Tuesday, February 25, 2020

Saint Paisios the Athonite and the Chemist

The following testimony comes from a priest and theological professor from Brussels with the initials K.K., whose full name appears in the book where the testimony can be found in Όσιος Παΐσιος ο Αγιορείτης (1924-1994), Μαρτυρίες προσκυνητών (vol. 1, 7th edition).

In the spring of 1989 a Greek researcher, a chemist from the European Commission, had entered the Holy Mountain with me, and for him it was the first time coming.

Wednesday, January 29, 2020

A Meeting Between Saint Nikolai Velimirovich and Nikola Tesla

In his lifetime, Saint Nikolai Velimirovich visited the USA four times. He visited Britain in 1910. He studied English and was capable of addressing an audience and making a strong impression on listeners.
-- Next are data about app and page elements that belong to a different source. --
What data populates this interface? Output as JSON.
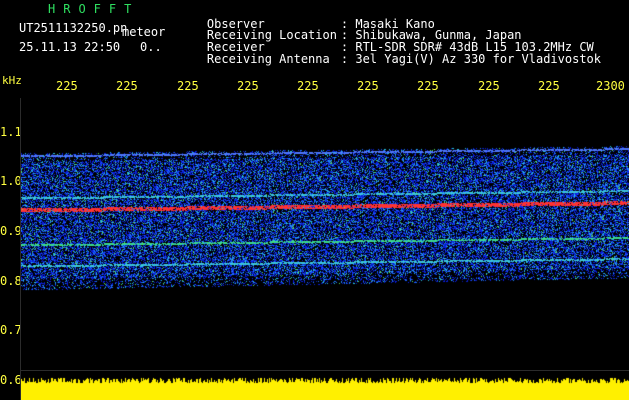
{
  "header": {
    "app_title": "HROFFT",
    "file_name": "UT2511132250.pn",
    "mode": "meteor",
    "timestamp": "25.11.13 22:50",
    "counter": "0.."
  },
  "station_info": [
    {
      "label": "Observer",
      "value": ": Masaki Kano"
    },
    {
      "label": "Receiving Location",
      "value": ": Shibukawa, Gunma, Japan"
    },
    {
      "label": "Receiver",
      "value": ": RTL-SDR SDR# 43dB L15 103.2MHz CW"
    },
    {
      "label": "Receiving Antenna",
      "value": ": 3el Yagi(V) Az 330 for Vladivostok"
    }
  ],
  "axes": {
    "y_unit": "kHz",
    "x_ticks": [
      "225",
      "225",
      "225",
      "225",
      "225",
      "225",
      "225",
      "225",
      "225",
      "2300"
    ],
    "y_ticks": [
      "1.1",
      "1.0",
      "0.9",
      "0.8",
      "0.7",
      "0.6"
    ]
  },
  "colors": {
    "background": "#000000",
    "title_green": "#2ee060",
    "tick_yellow": "#ffff40",
    "text_white": "#ffffff",
    "signal_red": "#ff3030",
    "noise_blue": "#1a2cff",
    "burst_yellow": "#ffff00"
  }
}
Shortly after the outbreak of World War I this contributed to his appointment by the Serbian government to a mission in the United States. In 1915, as an unknown Serbian hieromonk, he toured most of the major U.S. cities, where he held numerous lectures, fighting for the union of the Serbs and South Slavic peoples. This mission gained ground: America sent over 20,000 volunteers to Europe, most of whom later fought on the Salonika Front.

Friday, January 10, 2020

The Challenges of Artificial Intelligence

By Metropolitan Nicholas of Mesogaia and Lavreotiki

Artificial Intelligence is an unprecedented caliber of technological achievement of recent years, its range of application is enormous, the rate of its evolution fast, the consequences unforeseen, the threat to our human identity unprecedented, its formative power for the future of societies, of human beings, of life and of the world immeasurable, it is a global concern, and expert scientists appear to be inadequate in their predictions.

Tuesday, December 31, 2019

Top Ten Sci-Fi Films of the Decade (2010-2019)

The 2010s were a great decade for sci-fi movies. CGI technology continues to get better and better, and above all, Sci-fi films directly benefit from the improved visual technology. Traditionally, science fiction films have always boasted cutting-edge visual effects: movies like Metropolis and Forbidden Planet were top-tier, groundbreaking movies. Even the models and props in all of the original Star Wars movies were mind-boggling and state-of-the-art in their day.

The past decade was certainly no exception, and the 2010s saw a plethora of exciting sci-fi movies with some of the best visual effects ever seen on the big screen. Audiences saw life-like robots, strange new worlds, and hyper-realistic space crafts. In addition to stunning visual effects, sci-fi movies in the last decade also brought audiences a variety of intelligent, thought-provoking science fiction stories that grappled with cranial concepts like artificial intelligence, the dangers of technological advancement, and what it means to be human.

Thursday, December 19, 2019

The Orthodox Scientist Today (Fr. George Metallinos)

By Protopresbyter Fr. George Metallinos

1. According to its epistemological definition, a scientist is the one who is (and is rightly acknowledged as) the one who has mastered a science, pursuant to specialized studies. More specifically, scientists are those who “stand above” – that is, who possess – a full and certain knowledge, but also possess the prerequisite of experience in the area of that knowledge. One might also add to the scientist’s prerequisites his performance in research. His studies and the diploma that he attains is merely that person’s introduction into the sphere of the science that he has been studying. His specialization in conjunction with his research within a sphere of science is that which entitles someone to be characterized as Scientist. The non-expert is not a scientist, but rather a thinker, who relies on an arbitrary opinion, that is, on a mere conjecture. That is why we must not be surprised when improvable positions are propagated by “scientists”, especially in the realm of History. This happens because an unsupported “knowledge” is being produced and reproduced for the deception of many – which may be embraced by the semi-literate, but not by the specialized scientist.